Larry Yust's short film, The Lottery (1969), produced as part of Encyclopædia Britannica's 'Short Story Showcase' series, was ranked by the Academic Film Archive "as one of the two bestselling educational films ever." It has an accompanying ten-minute commentary film, Discussion of "The Lottery" by University of Southern California English professor Dr. James Durbin. Featuring the film debut of Ed Begley, Jr., Yust's adaptation has an atmosphere of naturalism and small town authenticity with its shots of pick-up trucks and townspeople in Fellows, California.

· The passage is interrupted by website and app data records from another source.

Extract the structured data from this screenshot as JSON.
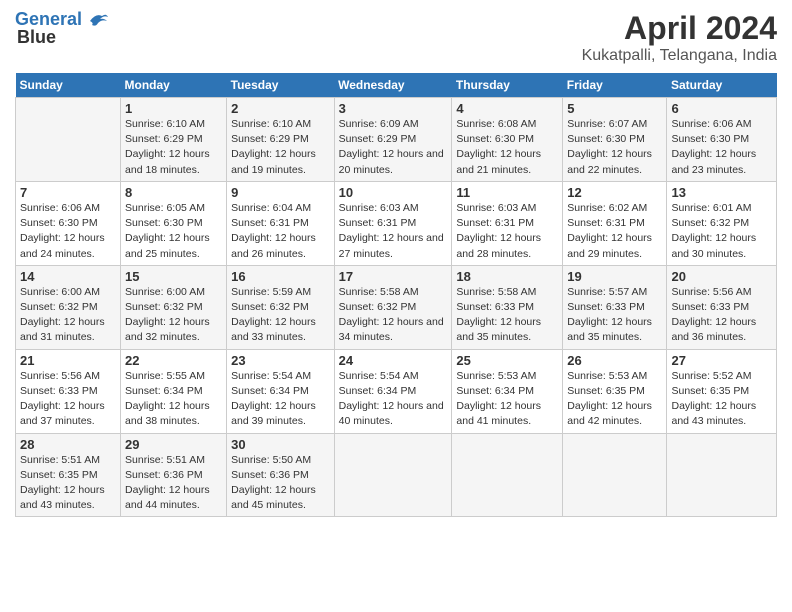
{
  "logo": {
    "line1": "General",
    "line2": "Blue"
  },
  "title": "April 2024",
  "subtitle": "Kukatpalli, Telangana, India",
  "headers": [
    "Sunday",
    "Monday",
    "Tuesday",
    "Wednesday",
    "Thursday",
    "Friday",
    "Saturday"
  ],
  "weeks": [
    [
      {
        "day": "",
        "sunrise": "",
        "sunset": "",
        "daylight": ""
      },
      {
        "day": "1",
        "sunrise": "Sunrise: 6:10 AM",
        "sunset": "Sunset: 6:29 PM",
        "daylight": "Daylight: 12 hours and 18 minutes."
      },
      {
        "day": "2",
        "sunrise": "Sunrise: 6:10 AM",
        "sunset": "Sunset: 6:29 PM",
        "daylight": "Daylight: 12 hours and 19 minutes."
      },
      {
        "day": "3",
        "sunrise": "Sunrise: 6:09 AM",
        "sunset": "Sunset: 6:29 PM",
        "daylight": "Daylight: 12 hours and 20 minutes."
      },
      {
        "day": "4",
        "sunrise": "Sunrise: 6:08 AM",
        "sunset": "Sunset: 6:30 PM",
        "daylight": "Daylight: 12 hours and 21 minutes."
      },
      {
        "day": "5",
        "sunrise": "Sunrise: 6:07 AM",
        "sunset": "Sunset: 6:30 PM",
        "daylight": "Daylight: 12 hours and 22 minutes."
      },
      {
        "day": "6",
        "sunrise": "Sunrise: 6:06 AM",
        "sunset": "Sunset: 6:30 PM",
        "daylight": "Daylight: 12 hours and 23 minutes."
      }
    ],
    [
      {
        "day": "7",
        "sunrise": "Sunrise: 6:06 AM",
        "sunset": "Sunset: 6:30 PM",
        "daylight": "Daylight: 12 hours and 24 minutes."
      },
      {
        "day": "8",
        "sunrise": "Sunrise: 6:05 AM",
        "sunset": "Sunset: 6:30 PM",
        "daylight": "Daylight: 12 hours and 25 minutes."
      },
      {
        "day": "9",
        "sunrise": "Sunrise: 6:04 AM",
        "sunset": "Sunset: 6:31 PM",
        "daylight": "Daylight: 12 hours and 26 minutes."
      },
      {
        "day": "10",
        "sunrise": "Sunrise: 6:03 AM",
        "sunset": "Sunset: 6:31 PM",
        "daylight": "Daylight: 12 hours and 27 minutes."
      },
      {
        "day": "11",
        "sunrise": "Sunrise: 6:03 AM",
        "sunset": "Sunset: 6:31 PM",
        "daylight": "Daylight: 12 hours and 28 minutes."
      },
      {
        "day": "12",
        "sunrise": "Sunrise: 6:02 AM",
        "sunset": "Sunset: 6:31 PM",
        "daylight": "Daylight: 12 hours and 29 minutes."
      },
      {
        "day": "13",
        "sunrise": "Sunrise: 6:01 AM",
        "sunset": "Sunset: 6:32 PM",
        "daylight": "Daylight: 12 hours and 30 minutes."
      }
    ],
    [
      {
        "day": "14",
        "sunrise": "Sunrise: 6:00 AM",
        "sunset": "Sunset: 6:32 PM",
        "daylight": "Daylight: 12 hours and 31 minutes."
      },
      {
        "day": "15",
        "sunrise": "Sunrise: 6:00 AM",
        "sunset": "Sunset: 6:32 PM",
        "daylight": "Daylight: 12 hours and 32 minutes."
      },
      {
        "day": "16",
        "sunrise": "Sunrise: 5:59 AM",
        "sunset": "Sunset: 6:32 PM",
        "daylight": "Daylight: 12 hours and 33 minutes."
      },
      {
        "day": "17",
        "sunrise": "Sunrise: 5:58 AM",
        "sunset": "Sunset: 6:32 PM",
        "daylight": "Daylight: 12 hours and 34 minutes."
      },
      {
        "day": "18",
        "sunrise": "Sunrise: 5:58 AM",
        "sunset": "Sunset: 6:33 PM",
        "daylight": "Daylight: 12 hours and 35 minutes."
      },
      {
        "day": "19",
        "sunrise": "Sunrise: 5:57 AM",
        "sunset": "Sunset: 6:33 PM",
        "daylight": "Daylight: 12 hours and 35 minutes."
      },
      {
        "day": "20",
        "sunrise": "Sunrise: 5:56 AM",
        "sunset": "Sunset: 6:33 PM",
        "daylight": "Daylight: 12 hours and 36 minutes."
      }
    ],
    [
      {
        "day": "21",
        "sunrise": "Sunrise: 5:56 AM",
        "sunset": "Sunset: 6:33 PM",
        "daylight": "Daylight: 12 hours and 37 minutes."
      },
      {
        "day": "22",
        "sunrise": "Sunrise: 5:55 AM",
        "sunset": "Sunset: 6:34 PM",
        "daylight": "Daylight: 12 hours and 38 minutes."
      },
      {
        "day": "23",
        "sunrise": "Sunrise: 5:54 AM",
        "sunset": "Sunset: 6:34 PM",
        "daylight": "Daylight: 12 hours and 39 minutes."
      },
      {
        "day": "24",
        "sunrise": "Sunrise: 5:54 AM",
        "sunset": "Sunset: 6:34 PM",
        "daylight": "Daylight: 12 hours and 40 minutes."
      },
      {
        "day": "25",
        "sunrise": "Sunrise: 5:53 AM",
        "sunset": "Sunset: 6:34 PM",
        "daylight": "Daylight: 12 hours and 41 minutes."
      },
      {
        "day": "26",
        "sunrise": "Sunrise: 5:53 AM",
        "sunset": "Sunset: 6:35 PM",
        "daylight": "Daylight: 12 hours and 42 minutes."
      },
      {
        "day": "27",
        "sunrise": "Sunrise: 5:52 AM",
        "sunset": "Sunset: 6:35 PM",
        "daylight": "Daylight: 12 hours and 43 minutes."
      }
    ],
    [
      {
        "day": "28",
        "sunrise": "Sunrise: 5:51 AM",
        "sunset": "Sunset: 6:35 PM",
        "daylight": "Daylight: 12 hours and 43 minutes."
      },
      {
        "day": "29",
        "sunrise": "Sunrise: 5:51 AM",
        "sunset": "Sunset: 6:36 PM",
        "daylight": "Daylight: 12 hours and 44 minutes."
      },
      {
        "day": "30",
        "sunrise": "Sunrise: 5:50 AM",
        "sunset": "Sunset: 6:36 PM",
        "daylight": "Daylight: 12 hours and 45 minutes."
      },
      {
        "day": "",
        "sunrise": "",
        "sunset": "",
        "daylight": ""
      },
      {
        "day": "",
        "sunrise": "",
        "sunset": "",
        "daylight": ""
      },
      {
        "day": "",
        "sunrise": "",
        "sunset": "",
        "daylight": ""
      },
      {
        "day": "",
        "sunrise": "",
        "sunset": "",
        "daylight": ""
      }
    ]
  ]
}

1996 TV film
Anthony Spinner's feature-length TV film, The Lottery, which premiered September 29, 1996, on NBC, is a sequel loosely based on the original Shirley Jackson story. It was nominated for a 1997 Saturn Award for Best Single Genre Television Presentation.
- Shirley Jackson (26 June 1948). "Fiction: "The Cheating game" (abstract of story)". The New Yorker. Retrieved 2008-05-22.
- Harris, Laurie Lantzen (1999). ''Biography Today'' Volume three. Salem Omnigraphics. ISBN 9780780804029. Retrieved 2012-06-26.
- Shirley Jackson; Stanley Edgar Hyman (1968) Come Along with Me; Part of a Novel, Sixteen Stories, and Three Lectures, Viking Press, New York ISBN 978-0-6702-3158-4
- Hyman, Stanley Edgar. "Introduction", Just an Ordinary Day. Bantam, 1995.
- Murphy, Bernice M. (2005). "Introduction: 'Do You Know Who I Am?', Reconsidering Shirley Jackson". Shirley Jackson: Essays on the Literary Legacy. McFarland & Company. p. 1. ISBN 978-0-7864-2312-5. Retrieved 2009-09-20.
- Goldin, J. David. "Radio Goldindex". NBC Short Story. Retrieved 9 July 2012.
- "NBC Short Story". The Lottery. The Generic Radio Workshop Vintage Radio Script Library. Retrieved July 9, 2012.
- "NBC Short Story" (audio). "The Lottery". Matinee Classics. Retrieved July 9, 2012.
- The Lottery at the Internet Movie Database
- Oppenheimer, Judy (1988), Private Demons: The Life of Shirley Jackson, New York: Putnam, ISBN 0-399-13356-9.
- Detailed plot summary of "The Lottery"
- Salon: Jonathan Lethem: "Monstrous Acts and Little Murders"
- The Lottery study guide and teaching guide – analysis, themes, quotes, multimedia for students and teachers
- The New Yorker podcast: A. M. Homes discusses and reads "The Lottery"
- NBC Short Story: "The Lottery" (March 14, 1951)
- "The Lottery" read by Maureen Stapleton
- 1988 interview with Judy Oppenheimer
- on YouTube